- _WHAT TO PRODUCE_
Go through the data below and work out how many lines contain "name"; the answer is the number alone.

- _EXTRACTED ENTRIES_
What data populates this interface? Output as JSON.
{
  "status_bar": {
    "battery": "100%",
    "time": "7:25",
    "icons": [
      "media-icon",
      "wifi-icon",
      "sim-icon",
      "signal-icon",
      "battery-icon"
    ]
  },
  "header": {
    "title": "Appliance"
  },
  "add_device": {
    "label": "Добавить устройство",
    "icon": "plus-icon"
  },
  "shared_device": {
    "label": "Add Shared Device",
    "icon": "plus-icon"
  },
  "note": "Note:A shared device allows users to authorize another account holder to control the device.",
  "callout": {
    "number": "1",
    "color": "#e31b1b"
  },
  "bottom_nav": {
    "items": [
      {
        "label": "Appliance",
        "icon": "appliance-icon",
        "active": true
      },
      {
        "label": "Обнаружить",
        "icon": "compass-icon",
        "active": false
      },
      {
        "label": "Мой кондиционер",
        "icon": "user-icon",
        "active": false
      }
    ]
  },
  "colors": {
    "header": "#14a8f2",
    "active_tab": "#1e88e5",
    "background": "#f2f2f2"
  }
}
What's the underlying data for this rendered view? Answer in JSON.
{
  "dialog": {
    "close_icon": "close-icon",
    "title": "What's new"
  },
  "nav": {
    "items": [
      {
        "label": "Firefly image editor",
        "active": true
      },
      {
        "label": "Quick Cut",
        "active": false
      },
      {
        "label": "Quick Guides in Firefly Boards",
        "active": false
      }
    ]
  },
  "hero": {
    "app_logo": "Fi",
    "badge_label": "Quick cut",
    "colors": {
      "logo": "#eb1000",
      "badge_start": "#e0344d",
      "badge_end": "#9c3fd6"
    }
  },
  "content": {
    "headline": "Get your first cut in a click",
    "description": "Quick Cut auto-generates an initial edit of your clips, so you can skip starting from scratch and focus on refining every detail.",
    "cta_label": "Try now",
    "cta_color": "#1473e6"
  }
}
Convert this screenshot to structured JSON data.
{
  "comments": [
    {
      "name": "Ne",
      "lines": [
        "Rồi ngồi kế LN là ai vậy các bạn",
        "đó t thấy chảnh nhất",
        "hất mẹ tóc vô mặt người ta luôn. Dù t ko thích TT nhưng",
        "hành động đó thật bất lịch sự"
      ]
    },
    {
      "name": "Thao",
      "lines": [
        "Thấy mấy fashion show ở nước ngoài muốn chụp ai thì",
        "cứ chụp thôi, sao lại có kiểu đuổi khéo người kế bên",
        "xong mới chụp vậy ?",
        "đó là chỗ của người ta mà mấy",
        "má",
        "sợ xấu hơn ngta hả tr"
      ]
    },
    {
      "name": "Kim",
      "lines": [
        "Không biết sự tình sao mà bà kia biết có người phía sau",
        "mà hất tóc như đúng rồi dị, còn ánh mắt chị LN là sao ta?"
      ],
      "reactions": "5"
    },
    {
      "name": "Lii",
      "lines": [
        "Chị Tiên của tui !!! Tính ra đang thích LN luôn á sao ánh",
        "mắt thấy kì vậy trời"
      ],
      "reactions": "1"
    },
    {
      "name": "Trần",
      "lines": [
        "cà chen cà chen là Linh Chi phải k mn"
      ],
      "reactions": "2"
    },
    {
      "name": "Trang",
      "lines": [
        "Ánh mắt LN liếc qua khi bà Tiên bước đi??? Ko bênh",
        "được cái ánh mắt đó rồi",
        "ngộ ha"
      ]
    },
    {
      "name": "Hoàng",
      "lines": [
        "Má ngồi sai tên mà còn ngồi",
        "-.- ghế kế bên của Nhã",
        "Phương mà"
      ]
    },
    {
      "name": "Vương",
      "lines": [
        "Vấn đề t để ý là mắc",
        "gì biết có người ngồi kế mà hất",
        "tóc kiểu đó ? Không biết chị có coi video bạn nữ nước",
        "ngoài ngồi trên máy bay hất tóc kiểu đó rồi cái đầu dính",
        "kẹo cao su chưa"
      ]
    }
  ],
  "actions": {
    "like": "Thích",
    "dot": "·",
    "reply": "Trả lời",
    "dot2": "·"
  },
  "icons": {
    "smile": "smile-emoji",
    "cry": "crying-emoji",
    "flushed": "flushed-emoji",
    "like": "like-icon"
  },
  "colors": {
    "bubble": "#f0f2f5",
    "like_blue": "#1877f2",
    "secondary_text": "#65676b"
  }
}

- _FINISHED EXERCISE_
8